:: Dataset content ::
────
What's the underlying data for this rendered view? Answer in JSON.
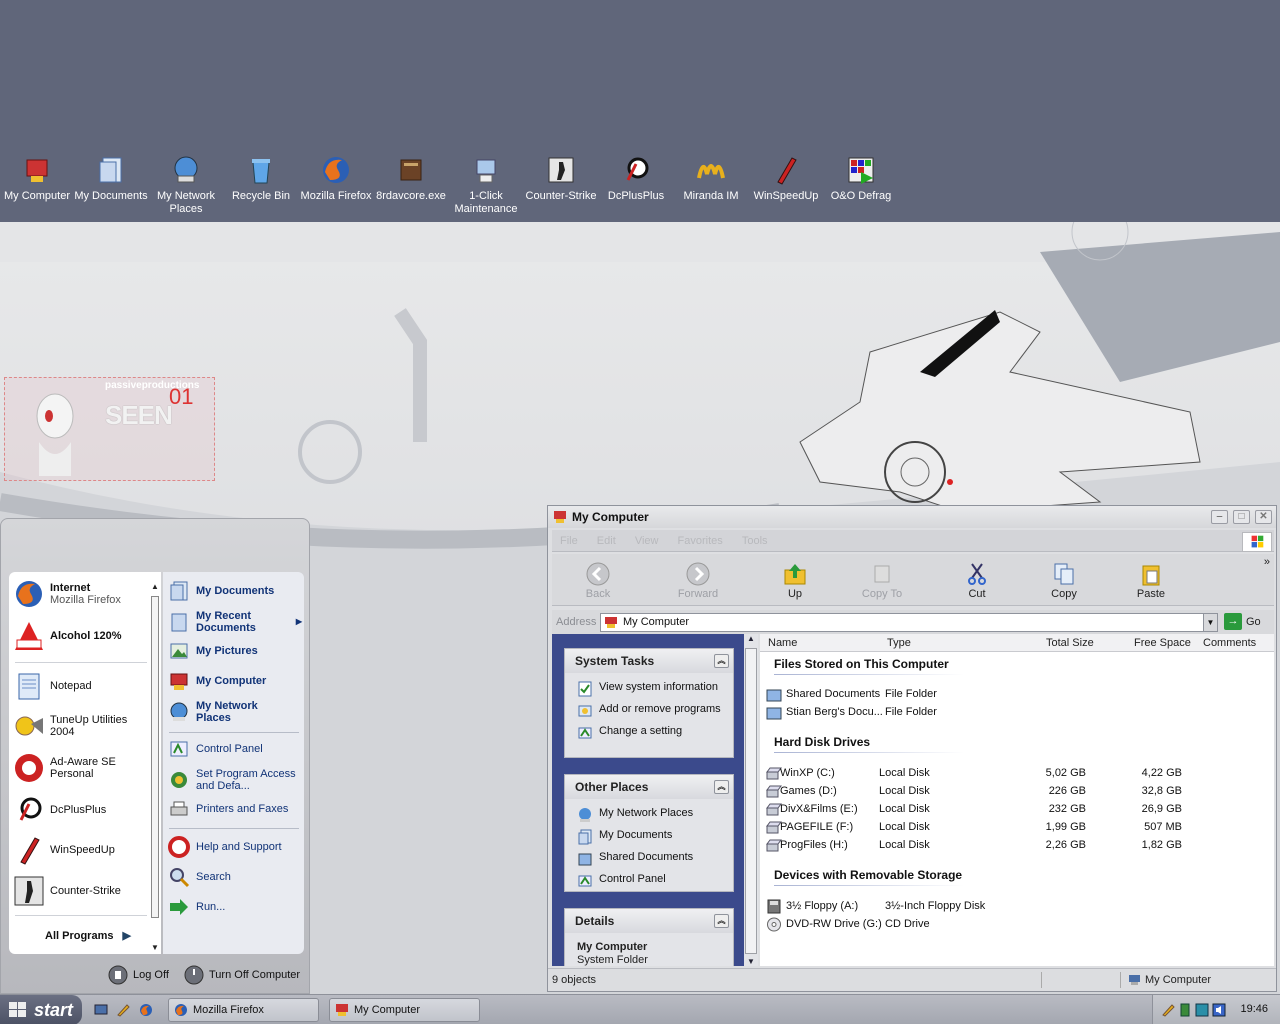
{
  "desktop": {
    "icons": [
      {
        "label": "My Computer",
        "icon": "my-computer-icon"
      },
      {
        "label": "My Documents",
        "icon": "my-documents-icon"
      },
      {
        "label": "My Network Places",
        "icon": "network-places-icon"
      },
      {
        "label": "Recycle Bin",
        "icon": "recycle-bin-icon"
      },
      {
        "label": "Mozilla Firefox",
        "icon": "firefox-icon"
      },
      {
        "label": "8rdavcore.exe",
        "icon": "book-icon"
      },
      {
        "label": "1-Click Maintenance",
        "icon": "maintenance-icon"
      },
      {
        "label": "Counter-Strike",
        "icon": "counter-strike-icon"
      },
      {
        "label": "DcPlusPlus",
        "icon": "dcplusplus-icon"
      },
      {
        "label": "Miranda IM",
        "icon": "miranda-icon"
      },
      {
        "label": "WinSpeedUp",
        "icon": "winspeedup-icon"
      },
      {
        "label": "O&O Defrag",
        "icon": "defrag-icon"
      }
    ],
    "widget": {
      "line1": "passiveproductions",
      "line2": "SEEN",
      "line3": "01"
    }
  },
  "start_menu": {
    "pinned": [
      {
        "title": "Internet",
        "sub": "Mozilla Firefox"
      },
      {
        "title": "Alcohol 120%",
        "sub": ""
      }
    ],
    "recent": [
      {
        "title": "Notepad"
      },
      {
        "title": "TuneUp Utilities 2004"
      },
      {
        "title": "Ad-Aware SE Personal"
      },
      {
        "title": "DcPlusPlus"
      },
      {
        "title": "WinSpeedUp"
      },
      {
        "title": "Counter-Strike"
      }
    ],
    "all_programs": "All Programs",
    "places": [
      {
        "label": "My Documents"
      },
      {
        "label": "My Recent Documents"
      },
      {
        "label": "My Pictures"
      },
      {
        "label": "My Computer"
      },
      {
        "label": "My Network Places"
      }
    ],
    "settings": [
      {
        "label": "Control Panel"
      },
      {
        "label": "Set Program Access and Defa..."
      },
      {
        "label": "Printers and Faxes"
      }
    ],
    "tools": [
      {
        "label": "Help and Support"
      },
      {
        "label": "Search"
      },
      {
        "label": "Run..."
      }
    ],
    "log_off": "Log Off",
    "turn_off": "Turn Off Computer"
  },
  "explorer": {
    "title": "My Computer",
    "menu": [
      "File",
      "Edit",
      "View",
      "Favorites",
      "Tools"
    ],
    "toolbar": {
      "back": "Back",
      "forward": "Forward",
      "up": "Up",
      "copy_to": "Copy To",
      "cut": "Cut",
      "copy": "Copy",
      "paste": "Paste"
    },
    "address_label": "Address",
    "address_value": "My Computer",
    "go": "Go",
    "system_tasks": {
      "title": "System Tasks",
      "items": [
        "View system information",
        "Add or remove programs",
        "Change a setting"
      ]
    },
    "other_places": {
      "title": "Other Places",
      "items": [
        "My Network Places",
        "My Documents",
        "Shared Documents",
        "Control Panel"
      ]
    },
    "details": {
      "title": "Details",
      "name": "My Computer",
      "type": "System Folder"
    },
    "columns": [
      "Name",
      "Type",
      "Total Size",
      "Free Space",
      "Comments"
    ],
    "groups": {
      "stored": "Files Stored on This Computer",
      "drives": "Hard Disk Drives",
      "removable": "Devices with Removable Storage"
    },
    "stored_items": [
      {
        "name": "Shared Documents",
        "type": "File Folder"
      },
      {
        "name": "Stian Berg's Docu...",
        "type": "File Folder"
      }
    ],
    "drives": [
      {
        "name": "WinXP (C:)",
        "type": "Local Disk",
        "total": "5,02 GB",
        "free": "4,22 GB"
      },
      {
        "name": "Games (D:)",
        "type": "Local Disk",
        "total": "226 GB",
        "free": "32,8 GB"
      },
      {
        "name": "DivX&Films (E:)",
        "type": "Local Disk",
        "total": "232 GB",
        "free": "26,9 GB"
      },
      {
        "name": "PAGEFILE (F:)",
        "type": "Local Disk",
        "total": "1,99 GB",
        "free": "507 MB"
      },
      {
        "name": "ProgFiles (H:)",
        "type": "Local Disk",
        "total": "2,26 GB",
        "free": "1,82 GB"
      }
    ],
    "removable": [
      {
        "name": "3½ Floppy (A:)",
        "type": "3½-Inch Floppy Disk"
      },
      {
        "name": "DVD-RW Drive (G:)",
        "type": "CD Drive"
      }
    ],
    "status_left": "9 objects",
    "status_right": "My Computer"
  },
  "taskbar": {
    "start": "start",
    "buttons": [
      "Mozilla Firefox",
      "My Computer"
    ],
    "clock": "19:46"
  },
  "colors": {
    "desktop": "#60667a",
    "sidebar": "#3b4a8c",
    "link": "#113377"
  }
}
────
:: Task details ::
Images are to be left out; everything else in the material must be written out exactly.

:: Solution to this task ::
What's the underlying data for this rendered view? Answer in JSON.
{
  "desktop": {
    "icons": [
      {
        "label": "My Computer",
        "icon": "my-computer-icon"
      },
      {
        "label": "My Documents",
        "icon": "my-documents-icon"
      },
      {
        "label": "My Network Places",
        "icon": "network-places-icon"
      },
      {
        "label": "Recycle Bin",
        "icon": "recycle-bin-icon"
      },
      {
        "label": "Mozilla Firefox",
        "icon": "firefox-icon"
      },
      {
        "label": "8rdavcore.exe",
        "icon": "book-icon"
      },
      {
        "label": "1-Click Maintenance",
        "icon": "maintenance-icon"
      },
      {
        "label": "Counter-Strike",
        "icon": "counter-strike-icon"
      },
      {
        "label": "DcPlusPlus",
        "icon": "dcplusplus-icon"
      },
      {
        "label": "Miranda IM",
        "icon": "miranda-icon"
      },
      {
        "label": "WinSpeedUp",
        "icon": "winspeedup-icon"
      },
      {
        "label": "O&O Defrag",
        "icon": "defrag-icon"
      }
    ],
    "widget": {
      "line1": "passiveproductions",
      "line2": "SEEN",
      "line3": "01"
    }
  },
  "start_menu": {
    "pinned": [
      {
        "title": "Internet",
        "sub": "Mozilla Firefox"
      },
      {
        "title": "Alcohol 120%",
        "sub": ""
      }
    ],
    "recent": [
      {
        "title": "Notepad"
      },
      {
        "title": "TuneUp Utilities 2004"
      },
      {
        "title": "Ad-Aware SE Personal"
      },
      {
        "title": "DcPlusPlus"
      },
      {
        "title": "WinSpeedUp"
      },
      {
        "title": "Counter-Strike"
      }
    ],
    "all_programs": "All Programs",
    "places": [
      {
        "label": "My Documents"
      },
      {
        "label": "My Recent Documents"
      },
      {
        "label": "My Pictures"
      },
      {
        "label": "My Computer"
      },
      {
        "label": "My Network Places"
      }
    ],
    "settings": [
      {
        "label": "Control Panel"
      },
      {
        "label": "Set Program Access and Defa..."
      },
      {
        "label": "Printers and Faxes"
      }
    ],
    "tools": [
      {
        "label": "Help and Support"
      },
      {
        "label": "Search"
      },
      {
        "label": "Run..."
      }
    ],
    "log_off": "Log Off",
    "turn_off": "Turn Off Computer"
  },
  "explorer": {
    "title": "My Computer",
    "menu": [
      "File",
      "Edit",
      "View",
      "Favorites",
      "Tools"
    ],
    "toolbar": {
      "back": "Back",
      "forward": "Forward",
      "up": "Up",
      "copy_to": "Copy To",
      "cut": "Cut",
      "copy": "Copy",
      "paste": "Paste"
    },
    "address_label": "Address",
    "address_value": "My Computer",
    "go": "Go",
    "system_tasks": {
      "title": "System Tasks",
      "items": [
        "View system information",
        "Add or remove programs",
        "Change a setting"
      ]
    },
    "other_places": {
      "title": "Other Places",
      "items": [
        "My Network Places",
        "My Documents",
        "Shared Documents",
        "Control Panel"
      ]
    },
    "details": {
      "title": "Details",
      "name": "My Computer",
      "type": "System Folder"
    },
    "columns": [
      "Name",
      "Type",
      "Total Size",
      "Free Space",
      "Comments"
    ],
    "groups": {
      "stored": "Files Stored on This Computer",
      "drives": "Hard Disk Drives",
      "removable": "Devices with Removable Storage"
    },
    "stored_items": [
      {
        "name": "Shared Documents",
        "type": "File Folder"
      },
      {
        "name": "Stian Berg's Docu...",
        "type": "File Folder"
      }
    ],
    "drives": [
      {
        "name": "WinXP (C:)",
        "type": "Local Disk",
        "total": "5,02 GB",
        "free": "4,22 GB"
      },
      {
        "name": "Games (D:)",
        "type": "Local Disk",
        "total": "226 GB",
        "free": "32,8 GB"
      },
      {
        "name": "DivX&Films (E:)",
        "type": "Local Disk",
        "total": "232 GB",
        "free": "26,9 GB"
      },
      {
        "name": "PAGEFILE (F:)",
        "type": "Local Disk",
        "total": "1,99 GB",
        "free": "507 MB"
      },
      {
        "name": "ProgFiles (H:)",
        "type": "Local Disk",
        "total": "2,26 GB",
        "free": "1,82 GB"
      }
    ],
    "removable": [
      {
        "name": "3½ Floppy (A:)",
        "type": "3½-Inch Floppy Disk"
      },
      {
        "name": "DVD-RW Drive (G:)",
        "type": "CD Drive"
      }
    ],
    "status_left": "9 objects",
    "status_right": "My Computer"
  },
  "taskbar": {
    "start": "start",
    "buttons": [
      "Mozilla Firefox",
      "My Computer"
    ],
    "clock": "19:46"
  },
  "colors": {
    "desktop": "#60667a",
    "sidebar": "#3b4a8c",
    "link": "#113377"
  }
}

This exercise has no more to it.